For newspaper copy editor John Richards, the apostrophe has always been more than an elevated comma.
After encountering and correcting endless examples of improper apostrophe use by reporters, Richards, long into retirement, kept up the fight to use the small but meaningful punctuation mark in the manner prescribed by grammarians.
Richards may have made headway with the generations of journalists he worked with in his English hometown by blue-penciling them into into a basic understanding of proper apostrophe use. But by the time he retired and returned to civilian life, there were abundant indications that the apostrophe remained appallingly misunderstood and misapplied by the non-edited public.
Apostrophes appeared willy-nilly on signs, menus, billboards and posters to indicate — often incorrectly — noun plurality or possession. Sometimes the pint-size punctuation marks were omitted where they should have been applied.
Rather than rolling his eyes and moving on after encountering menus listing “burger’s,” signs directing patrons to the “ladie’s” room or vendor posters attracting music-loving buyers to “CD’s,” Richards decided to do what he could to curb a rising tide of apostrophe abuse. In 2001, at age 78, he formed the Apostrophe Protection Society, which at first consisted mainly of himself and a like-minded son.
After coming across instances of apostrophe abuse, they would send a form letter to the offender, pointing out that “since there seems to be some doubt about the use of the apostrophe, we are taking the liberty of drawing your attention to an incorrect use.”
Response to the the letters was mixed, but apostrophe appreciators from across the world began to take note of the Richards’ effort, with hundreds joining the APS within its first year.
Despite the society’s work in the years that followed, Richards announced on Dec. 1 that he was closing the APS and would soon deactivate its website due to his discouragement at seeing “the problem speeding up over time,” he told British newspaper the Independent.

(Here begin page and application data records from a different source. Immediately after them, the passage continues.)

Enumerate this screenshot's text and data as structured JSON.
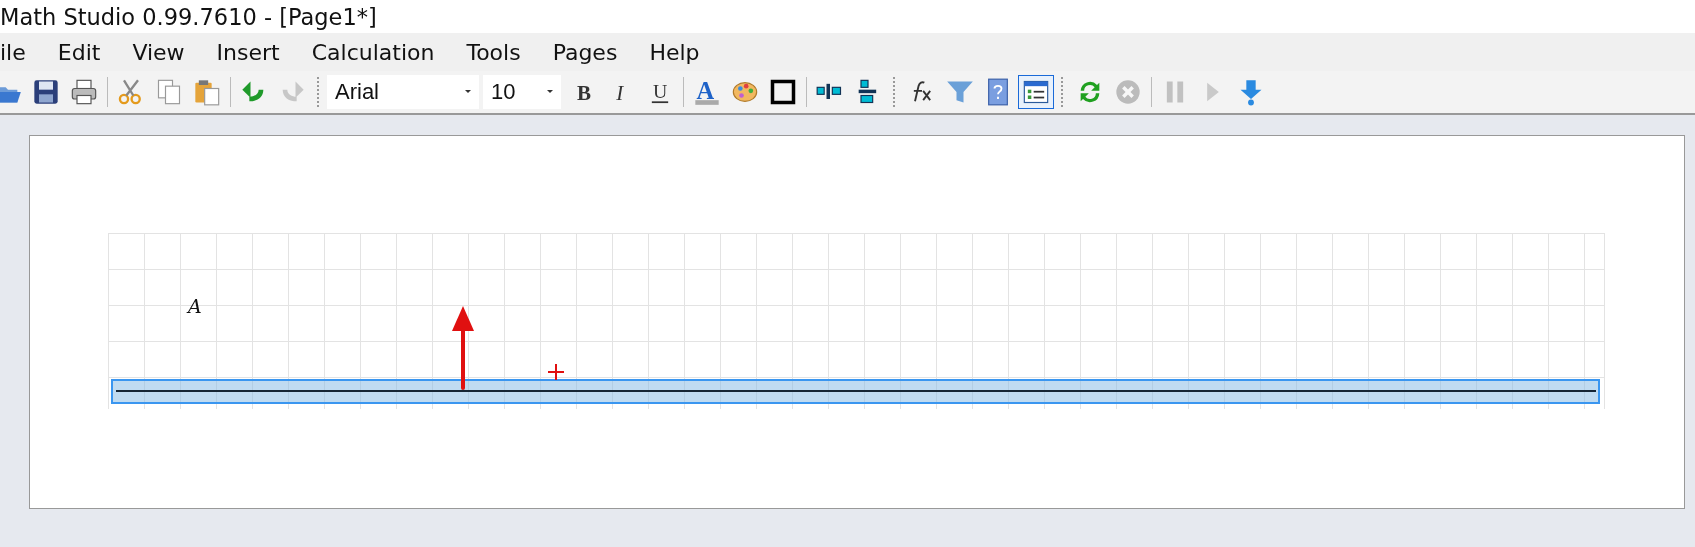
{
  "window": {
    "title": "Math Studio 0.99.7610 - [Page1*]"
  },
  "menu": [
    "ile",
    "Edit",
    "View",
    "Insert",
    "Calculation",
    "Tools",
    "Pages",
    "Help"
  ],
  "toolbar": [
    {
      "kind": "open",
      "disabled": false,
      "pressed": false
    },
    {
      "kind": "save",
      "disabled": false,
      "pressed": false
    },
    {
      "kind": "print",
      "disabled": false,
      "pressed": false
    },
    {
      "kind": "separator"
    },
    {
      "kind": "cut",
      "disabled": false,
      "pressed": false
    },
    {
      "kind": "copy",
      "disabled": false,
      "pressed": false
    },
    {
      "kind": "paste",
      "disabled": false,
      "pressed": false
    },
    {
      "kind": "separator"
    },
    {
      "kind": "undo",
      "disabled": false,
      "pressed": false
    },
    {
      "kind": "redo",
      "disabled": true,
      "pressed": false
    },
    {
      "kind": "grip"
    },
    {
      "kind": "font",
      "value": "Arial"
    },
    {
      "kind": "size",
      "value": "10"
    },
    {
      "kind": "bold",
      "glyph": "B",
      "disabled": false,
      "pressed": false
    },
    {
      "kind": "italic",
      "glyph": "I",
      "disabled": false,
      "pressed": false
    },
    {
      "kind": "underline",
      "glyph": "U",
      "disabled": false,
      "pressed": false
    },
    {
      "kind": "separator"
    },
    {
      "kind": "textcolor",
      "glyph": "A",
      "disabled": false,
      "pressed": false
    },
    {
      "kind": "palette",
      "disabled": false,
      "pressed": false
    },
    {
      "kind": "border",
      "disabled": false,
      "pressed": false
    },
    {
      "kind": "separator"
    },
    {
      "kind": "alignh",
      "disabled": false,
      "pressed": false
    },
    {
      "kind": "alignv",
      "disabled": false,
      "pressed": false
    },
    {
      "kind": "grip"
    },
    {
      "kind": "function",
      "disabled": false,
      "pressed": false
    },
    {
      "kind": "filter",
      "disabled": false,
      "pressed": false
    },
    {
      "kind": "help",
      "disabled": false,
      "pressed": false
    },
    {
      "kind": "list",
      "disabled": false,
      "pressed": true
    },
    {
      "kind": "grip"
    },
    {
      "kind": "refresh",
      "disabled": false,
      "pressed": false
    },
    {
      "kind": "stop",
      "disabled": true,
      "pressed": false
    },
    {
      "kind": "separator"
    },
    {
      "kind": "pause",
      "disabled": true,
      "pressed": false
    },
    {
      "kind": "play",
      "disabled": true,
      "pressed": false
    },
    {
      "kind": "step",
      "disabled": false,
      "pressed": false
    }
  ],
  "canvas": {
    "label": "A"
  }
}
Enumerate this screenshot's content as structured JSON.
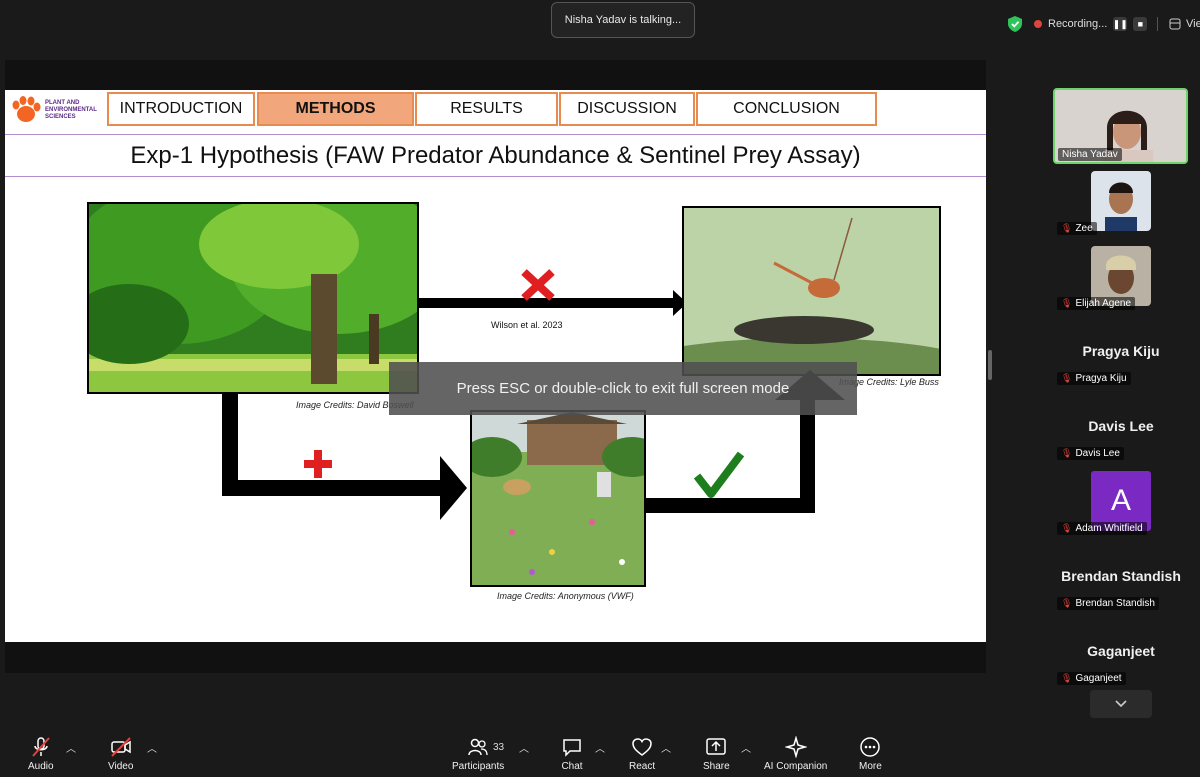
{
  "banner": {
    "talking": "Nisha Yadav is talking..."
  },
  "recording": {
    "label": "Recording...",
    "view_label": "Vie"
  },
  "slide": {
    "logo_text": "PLANT AND\nENVIRONMENTAL\nSCIENCES",
    "nav": [
      "INTRODUCTION",
      "METHODS",
      "RESULTS",
      "DISCUSSION",
      "CONCLUSION"
    ],
    "active_nav": "METHODS",
    "title": "Exp-1 Hypothesis (FAW Predator Abundance & Sentinel Prey Assay)",
    "citation": "Wilson et al. 2023",
    "credits": {
      "forest": "Image Credits: David Boswell",
      "insect": "Image Credits: Lyle Buss",
      "garden": "Image Credits: Anonymous (VWF)"
    },
    "colors": {
      "accent_orange": "#e98b4f",
      "active_tab": "#f2a67c",
      "cross": "#e02020",
      "check": "#1e7e1e"
    }
  },
  "overlay": {
    "esc_message": "Press ESC or double-click to exit full screen mode"
  },
  "participants_panel": {
    "video_tile": {
      "name": "Nisha Yadav"
    },
    "tiles": [
      {
        "name": "Zee",
        "muted": true
      },
      {
        "name": "Elijah Agene",
        "muted": true
      },
      {
        "display": "Pragya Kiju",
        "name": "Pragya Kiju",
        "muted": true
      },
      {
        "display": "Davis Lee",
        "name": "Davis Lee",
        "muted": true
      },
      {
        "initial": "A",
        "name": "Adam Whitfield",
        "muted": true
      },
      {
        "display": "Brendan Standish",
        "name": "Brendan Standish",
        "muted": true
      },
      {
        "display": "Gaganjeet",
        "name": "Gaganjeet",
        "muted": true
      }
    ]
  },
  "toolbar": {
    "audio": "Audio",
    "video": "Video",
    "participants": "Participants",
    "participants_count": "33",
    "chat": "Chat",
    "react": "React",
    "share": "Share",
    "ai_companion": "AI Companion",
    "more": "More"
  }
}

“Fewer organizations and individuals are now caring about the correct use of the apostrophe in the English language,” he wrote in a note appearing on the society’s website. “We and our many supporters worldwide have done our best, but the ignorance and laziness present in modern times have won.”
While the battle to preserve the apostrophe may not have ended in victory, there are other punctuation-related windmills at which to tilt. Now 96, Richards said in a BBC interview that he may have retained enough energy and outrage to launch a campaign to conserve the comma.
“The use of the comma has become appalling,” he said. “When I read some newspaper websites, they just don’t understand what it is supposed to be used for.”
But before suiting up for that battle, Richards may discover there are enough apostrophe-admiring English speakers in the world to keep fighting the good fight for what British newsman Harry Mount called “the device that does so much with so little ink to point a sentence in the right direction.”
After word got out that Richards had surrendered to the apostrophe-challenged, the society’s website experienced a sixfold increase in traffic, exceeding its server’s bandwidth and forcing its webmaster to perform maintenance.
Due to the spike in interest, the APS website is not closing down, and will reopen in early 2020, according to an announcement appearing Friday on its temporary site.
Maybe a new wave of grammar nerds will have the energy to address my pet peeve — incorrectly using “lead,” pronounced like the soft, heavy, pencil-filling mineral of the same spelling, instead of “led” for the past tense of “lead,” as in I will lead the hike.
I know. Get a life, right?